_Aim of the task_
Below are some records; give them all again exactly, but not the pictures.

_Data_
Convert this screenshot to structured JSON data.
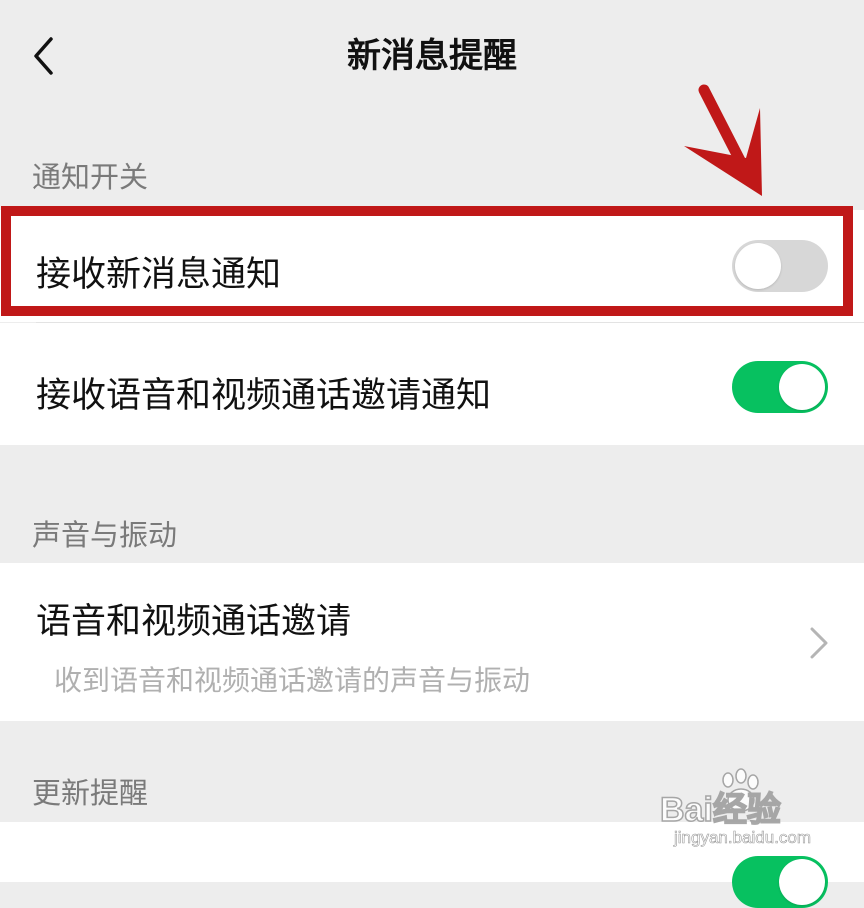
{
  "nav": {
    "title": "新消息提醒",
    "back_icon": "chevron-left-icon"
  },
  "sections": [
    {
      "header": "通知开关",
      "items": [
        {
          "label": "接收新消息通知",
          "toggle": "off"
        },
        {
          "label": "接收语音和视频通话邀请通知",
          "toggle": "on"
        }
      ]
    },
    {
      "header": "声音与振动",
      "items": [
        {
          "label": "语音和视频通话邀请",
          "subtitle": "收到语音和视频通话邀请的声音与振动",
          "icon": "chevron-right-icon"
        }
      ]
    },
    {
      "header": "更新提醒",
      "items": [
        {
          "toggle": "on"
        }
      ]
    }
  ],
  "colors": {
    "toggle_on": "#07c160",
    "toggle_off": "#d7d7d7",
    "highlight": "#c01818",
    "background": "#ededed"
  },
  "watermark": {
    "brand": "Bai经验",
    "url": "jingyan.baidu.com"
  }
}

_Solution below_
Convert this screenshot to structured JSON data.
{
  "nav": {
    "title": "新消息提醒",
    "back_icon": "chevron-left-icon"
  },
  "sections": [
    {
      "header": "通知开关",
      "items": [
        {
          "label": "接收新消息通知",
          "toggle": "off"
        },
        {
          "label": "接收语音和视频通话邀请通知",
          "toggle": "on"
        }
      ]
    },
    {
      "header": "声音与振动",
      "items": [
        {
          "label": "语音和视频通话邀请",
          "subtitle": "收到语音和视频通话邀请的声音与振动",
          "icon": "chevron-right-icon"
        }
      ]
    },
    {
      "header": "更新提醒",
      "items": [
        {
          "toggle": "on"
        }
      ]
    }
  ],
  "colors": {
    "toggle_on": "#07c160",
    "toggle_off": "#d7d7d7",
    "highlight": "#c01818",
    "background": "#ededed"
  },
  "watermark": {
    "brand": "Bai经验",
    "url": "jingyan.baidu.com"
  }
}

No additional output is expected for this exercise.